Students are taught that slavery (used in the US to increase capital) was a “necessary” evil in order to make this country the great City on the Hill. Some students are even taught that slaves enjoyed slavery: that they got to become Christians, they ate well, and they even preferred slavery to their primitive lives in Africa. They are taught that everything good and useful in the world was conceptualized or invented in Europe or in the Americas by those of European descent. They learn that the Civil Rights Movement ended racism, while also learning that America is not racist. Students are essentially indoctrinated into delusion, not only about their own country and economic system, but about everyone else’s.
Current educational practices exist to create and maintain hierarchies based on race and class in order to keep rich, White Americans on the top and poor, mainly non-white Americans at the bottom.
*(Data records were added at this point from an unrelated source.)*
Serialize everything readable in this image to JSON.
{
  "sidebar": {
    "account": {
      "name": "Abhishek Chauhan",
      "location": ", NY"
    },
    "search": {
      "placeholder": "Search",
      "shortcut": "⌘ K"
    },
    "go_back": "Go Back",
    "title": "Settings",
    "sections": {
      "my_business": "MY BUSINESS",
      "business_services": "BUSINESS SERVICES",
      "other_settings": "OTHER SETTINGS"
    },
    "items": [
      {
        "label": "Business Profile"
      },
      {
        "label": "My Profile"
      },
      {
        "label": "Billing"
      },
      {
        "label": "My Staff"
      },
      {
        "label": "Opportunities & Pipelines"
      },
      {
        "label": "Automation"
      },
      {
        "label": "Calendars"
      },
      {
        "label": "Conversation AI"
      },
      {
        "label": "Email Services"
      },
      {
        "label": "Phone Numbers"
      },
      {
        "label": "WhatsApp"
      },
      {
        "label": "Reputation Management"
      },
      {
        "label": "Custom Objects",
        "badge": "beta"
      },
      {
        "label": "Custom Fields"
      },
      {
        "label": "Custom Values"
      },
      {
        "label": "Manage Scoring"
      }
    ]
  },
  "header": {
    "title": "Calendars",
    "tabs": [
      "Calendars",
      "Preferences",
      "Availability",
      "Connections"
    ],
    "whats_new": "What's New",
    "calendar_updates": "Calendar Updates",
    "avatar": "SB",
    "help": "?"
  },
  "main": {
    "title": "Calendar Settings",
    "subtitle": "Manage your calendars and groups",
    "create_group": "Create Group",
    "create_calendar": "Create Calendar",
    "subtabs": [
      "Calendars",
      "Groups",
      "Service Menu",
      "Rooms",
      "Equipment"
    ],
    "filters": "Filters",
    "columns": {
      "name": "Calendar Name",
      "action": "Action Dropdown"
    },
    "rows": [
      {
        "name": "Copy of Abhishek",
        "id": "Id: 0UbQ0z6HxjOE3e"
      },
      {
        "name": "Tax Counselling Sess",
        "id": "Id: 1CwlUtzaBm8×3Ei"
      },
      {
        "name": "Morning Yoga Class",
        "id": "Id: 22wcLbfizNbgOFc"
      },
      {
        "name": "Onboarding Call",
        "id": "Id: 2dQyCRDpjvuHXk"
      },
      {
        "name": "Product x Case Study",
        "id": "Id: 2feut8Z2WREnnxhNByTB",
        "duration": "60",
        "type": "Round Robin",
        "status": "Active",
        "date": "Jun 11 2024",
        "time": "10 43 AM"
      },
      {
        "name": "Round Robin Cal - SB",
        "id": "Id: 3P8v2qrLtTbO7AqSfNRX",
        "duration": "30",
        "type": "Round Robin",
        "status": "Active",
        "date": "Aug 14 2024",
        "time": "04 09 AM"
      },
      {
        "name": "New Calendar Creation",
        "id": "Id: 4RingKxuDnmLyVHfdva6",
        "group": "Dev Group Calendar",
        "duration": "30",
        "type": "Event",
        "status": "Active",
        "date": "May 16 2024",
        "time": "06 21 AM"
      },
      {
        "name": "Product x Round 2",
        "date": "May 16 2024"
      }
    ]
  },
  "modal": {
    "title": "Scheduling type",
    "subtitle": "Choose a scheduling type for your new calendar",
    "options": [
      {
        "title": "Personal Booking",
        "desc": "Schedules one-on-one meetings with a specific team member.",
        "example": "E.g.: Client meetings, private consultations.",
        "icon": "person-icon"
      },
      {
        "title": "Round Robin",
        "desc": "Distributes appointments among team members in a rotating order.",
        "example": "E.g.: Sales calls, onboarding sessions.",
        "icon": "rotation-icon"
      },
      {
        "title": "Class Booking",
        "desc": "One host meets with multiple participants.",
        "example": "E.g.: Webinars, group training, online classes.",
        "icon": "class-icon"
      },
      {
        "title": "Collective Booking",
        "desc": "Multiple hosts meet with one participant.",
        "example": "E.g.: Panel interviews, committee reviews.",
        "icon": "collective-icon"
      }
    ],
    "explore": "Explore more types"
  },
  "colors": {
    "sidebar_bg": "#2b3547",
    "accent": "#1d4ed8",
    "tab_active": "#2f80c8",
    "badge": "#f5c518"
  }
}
Education in America is not meant to equalize, it is meant to stratify, and inflict economic, and sociopolitical violence onto poor children by leaving them underserved, underprepared, and indoctrinating them to be complicit in their own subjugation. Education is therefore used as a function of the state to strip students of intellectual and economic freedom and create generations of citizens who are only taught how to listen and labor under a delusion of freedom and intelligence for a state that does not require working minds, only working bodies.
Rebecca Elliott is a writer, a nd public health professional currently residing in the Boston area. A policy analyst by profession, Rebecca has been trained in public health research, policy, and law. She has a deep love of knowledge, and believes that education is and always should be inherently revolutionary. When she is not diving into the politics of education, she enjoys reading, cooking, and finding the best ice cream spots.